Wednesday, July 13, 2016

Procedural Safeguards - The Series Part I #ProceduralSafeguards

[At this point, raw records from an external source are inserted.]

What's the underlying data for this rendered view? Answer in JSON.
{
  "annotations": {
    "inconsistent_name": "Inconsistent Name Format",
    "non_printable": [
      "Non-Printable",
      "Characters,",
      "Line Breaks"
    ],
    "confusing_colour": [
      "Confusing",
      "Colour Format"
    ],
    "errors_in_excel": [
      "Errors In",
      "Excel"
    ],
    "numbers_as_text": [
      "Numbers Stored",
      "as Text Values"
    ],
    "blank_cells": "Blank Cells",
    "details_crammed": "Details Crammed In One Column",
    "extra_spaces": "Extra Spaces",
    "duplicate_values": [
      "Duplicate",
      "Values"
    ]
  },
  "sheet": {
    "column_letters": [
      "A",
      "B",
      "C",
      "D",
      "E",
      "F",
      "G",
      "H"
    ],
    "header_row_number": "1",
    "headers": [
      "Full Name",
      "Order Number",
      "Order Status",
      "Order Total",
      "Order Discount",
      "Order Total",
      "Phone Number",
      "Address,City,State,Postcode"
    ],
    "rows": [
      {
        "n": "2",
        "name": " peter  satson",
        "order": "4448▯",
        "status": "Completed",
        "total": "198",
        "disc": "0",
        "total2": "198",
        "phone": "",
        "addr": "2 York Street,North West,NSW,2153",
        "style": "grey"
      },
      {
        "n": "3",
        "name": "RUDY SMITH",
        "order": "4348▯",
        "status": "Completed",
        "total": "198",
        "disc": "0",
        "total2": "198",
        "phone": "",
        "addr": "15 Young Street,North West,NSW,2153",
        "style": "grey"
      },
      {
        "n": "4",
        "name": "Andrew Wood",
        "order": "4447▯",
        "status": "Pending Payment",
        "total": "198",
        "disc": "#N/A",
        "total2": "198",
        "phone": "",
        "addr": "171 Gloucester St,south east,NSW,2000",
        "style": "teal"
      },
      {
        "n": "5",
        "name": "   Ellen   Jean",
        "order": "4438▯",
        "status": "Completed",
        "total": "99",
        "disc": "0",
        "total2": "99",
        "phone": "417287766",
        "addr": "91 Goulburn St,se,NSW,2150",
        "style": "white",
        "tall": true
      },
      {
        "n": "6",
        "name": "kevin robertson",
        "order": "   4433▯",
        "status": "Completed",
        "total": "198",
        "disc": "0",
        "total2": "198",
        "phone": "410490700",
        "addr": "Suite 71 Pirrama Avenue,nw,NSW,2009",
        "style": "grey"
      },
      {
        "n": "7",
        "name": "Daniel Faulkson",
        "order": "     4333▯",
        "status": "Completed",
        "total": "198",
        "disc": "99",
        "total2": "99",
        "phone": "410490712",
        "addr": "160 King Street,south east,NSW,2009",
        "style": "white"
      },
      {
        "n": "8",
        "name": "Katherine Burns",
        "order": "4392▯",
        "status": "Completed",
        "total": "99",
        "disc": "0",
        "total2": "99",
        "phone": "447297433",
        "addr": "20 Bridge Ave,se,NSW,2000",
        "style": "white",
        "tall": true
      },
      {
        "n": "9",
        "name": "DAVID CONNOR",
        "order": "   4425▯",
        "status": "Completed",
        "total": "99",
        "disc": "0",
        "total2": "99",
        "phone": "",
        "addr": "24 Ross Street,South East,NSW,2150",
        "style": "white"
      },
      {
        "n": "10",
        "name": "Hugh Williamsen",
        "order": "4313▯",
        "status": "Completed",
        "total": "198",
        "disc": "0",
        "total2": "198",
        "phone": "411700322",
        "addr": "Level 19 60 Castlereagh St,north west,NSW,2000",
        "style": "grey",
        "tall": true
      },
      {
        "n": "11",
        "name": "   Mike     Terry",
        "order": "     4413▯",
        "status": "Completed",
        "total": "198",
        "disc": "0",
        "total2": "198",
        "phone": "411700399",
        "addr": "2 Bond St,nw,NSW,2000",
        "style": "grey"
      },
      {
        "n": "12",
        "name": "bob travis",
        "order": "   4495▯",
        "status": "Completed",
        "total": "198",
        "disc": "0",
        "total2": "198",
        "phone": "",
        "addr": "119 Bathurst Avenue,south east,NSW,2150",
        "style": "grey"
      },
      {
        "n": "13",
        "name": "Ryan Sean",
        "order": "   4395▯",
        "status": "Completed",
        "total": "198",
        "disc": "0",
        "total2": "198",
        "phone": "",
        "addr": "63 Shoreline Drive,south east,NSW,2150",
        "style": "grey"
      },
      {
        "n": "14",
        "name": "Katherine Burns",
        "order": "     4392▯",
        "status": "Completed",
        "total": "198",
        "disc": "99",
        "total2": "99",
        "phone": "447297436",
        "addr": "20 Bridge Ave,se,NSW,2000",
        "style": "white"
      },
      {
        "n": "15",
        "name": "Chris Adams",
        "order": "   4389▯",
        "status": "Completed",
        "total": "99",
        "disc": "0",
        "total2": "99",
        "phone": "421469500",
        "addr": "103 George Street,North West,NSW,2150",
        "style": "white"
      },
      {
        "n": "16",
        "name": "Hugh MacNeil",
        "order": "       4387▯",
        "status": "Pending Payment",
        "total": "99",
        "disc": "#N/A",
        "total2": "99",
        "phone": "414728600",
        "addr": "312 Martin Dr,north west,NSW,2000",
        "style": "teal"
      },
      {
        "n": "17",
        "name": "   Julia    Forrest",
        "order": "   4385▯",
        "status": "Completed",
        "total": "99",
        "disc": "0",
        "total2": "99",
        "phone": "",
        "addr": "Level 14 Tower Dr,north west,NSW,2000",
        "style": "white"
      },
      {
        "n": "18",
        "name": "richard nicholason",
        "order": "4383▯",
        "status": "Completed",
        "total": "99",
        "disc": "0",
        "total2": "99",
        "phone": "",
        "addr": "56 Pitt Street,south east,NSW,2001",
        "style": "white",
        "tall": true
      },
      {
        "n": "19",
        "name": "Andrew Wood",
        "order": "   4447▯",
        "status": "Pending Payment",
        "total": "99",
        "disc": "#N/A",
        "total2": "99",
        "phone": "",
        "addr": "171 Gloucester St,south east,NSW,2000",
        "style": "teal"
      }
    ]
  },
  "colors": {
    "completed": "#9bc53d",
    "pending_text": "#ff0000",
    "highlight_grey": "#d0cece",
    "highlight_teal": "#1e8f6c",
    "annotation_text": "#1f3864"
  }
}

This is the first installment in a multi-part series on procedural safeguards under the federal special education law, the Individuals With Disabilities Education Act.  I work a lot in this area, so it is near and dear to my heart.  Despite the importance of procedural safeguards. however, many issues in this area are misunderstood.  I hope that all of the different types of special education stakeholders who read this blog find the information in this series helpful. (NOTE: unless otherwise specified, I will be talking about procedural safeguards under Part b and not Part C of the Act.)
Procedural safeguards are extremely important under our system of special education.  In the first United States Supreme Court decision interpreting the predecessor of theIndividuals with Disabilities Education Act, 20 U.S.C. Section 1400, et seq (hereafter sometimes referred to as the “IDEA”), the Court stressed the importance of procedural safeguards in the statutory system adopted by the Congress, noting that the procedural safeguards gave parents a “large measure of participation at every stage of the … process.”  Board of Educ., Hendrick Hudson Central Sch. Dist. v. Rowley, 455 U.S. 175, 102 S.Ct. 3034, 3038 and 3049, 553 IDELR 656 (1982).  The court went on to emphasize that compliance with the Act’s procedural safeguards is a critical component of a free appropriate public education. Rowley, supra 102 S.Ct. at 3051.
More recently, the Supreme Court rejected an argument that school districts should have the burden of persuasion due to an advantage in information.  The Court reasoned that Congress had leveled the playing field by requiring school districts to share information and protect the rights of parents by adopting the extensive system of procedural safeguards contained in the IDEA. “Schaffer v. Weast 546 U.S. _____,_____, 126 S.Ct. 528, 44 IDELR 150 (2005).
Section 615 of the IDEA is entitled “Procedural Safeguards,” and most procedural safeguards for parents are contained in that section.  However, some procedural safeguards are found in other sections of the Act or in the federal regulations.  In addition to the required Notice of Procedural Safeguards, Section 615(d), there are a number of specific procedural safeguards.  The specific procedural safeguards include the following: independent educational evaluation , Section 615 (b)(1) and 34 C.F.R. Section 300.502;  prior written notice, sections 615(b)(3)-(4) and (c)(1); informed parental consent, Section 614 (a)(1)(D); access to educational records, Section 615(b)(1); state complaints, 34 CFR Section 300.151, et seq; mediation, Section 615(e); child’s placement during a challenge or “stay put,” Section 615 (j); procedures for an interim alternative education, Section 615 (k); unilateral placement in private school when FAPE in issue, Section 612 (a)(10)(C); due process hearings, Section 615 (f); if a two tiered system, state appeals, Section 615 (q); civil actions appealing a due process decision, Section 615 (q); and attorneys’ fees, Section 615 (i)(C)(3).


  1. Would add only that, despite the Supreme Court's ruling in Schaffer on the "burden of persuasion" in due process hearings, the burden remains on school districts by state statute in some states, including New Jersey.

  2. Chuck,

    Thanks for your comment.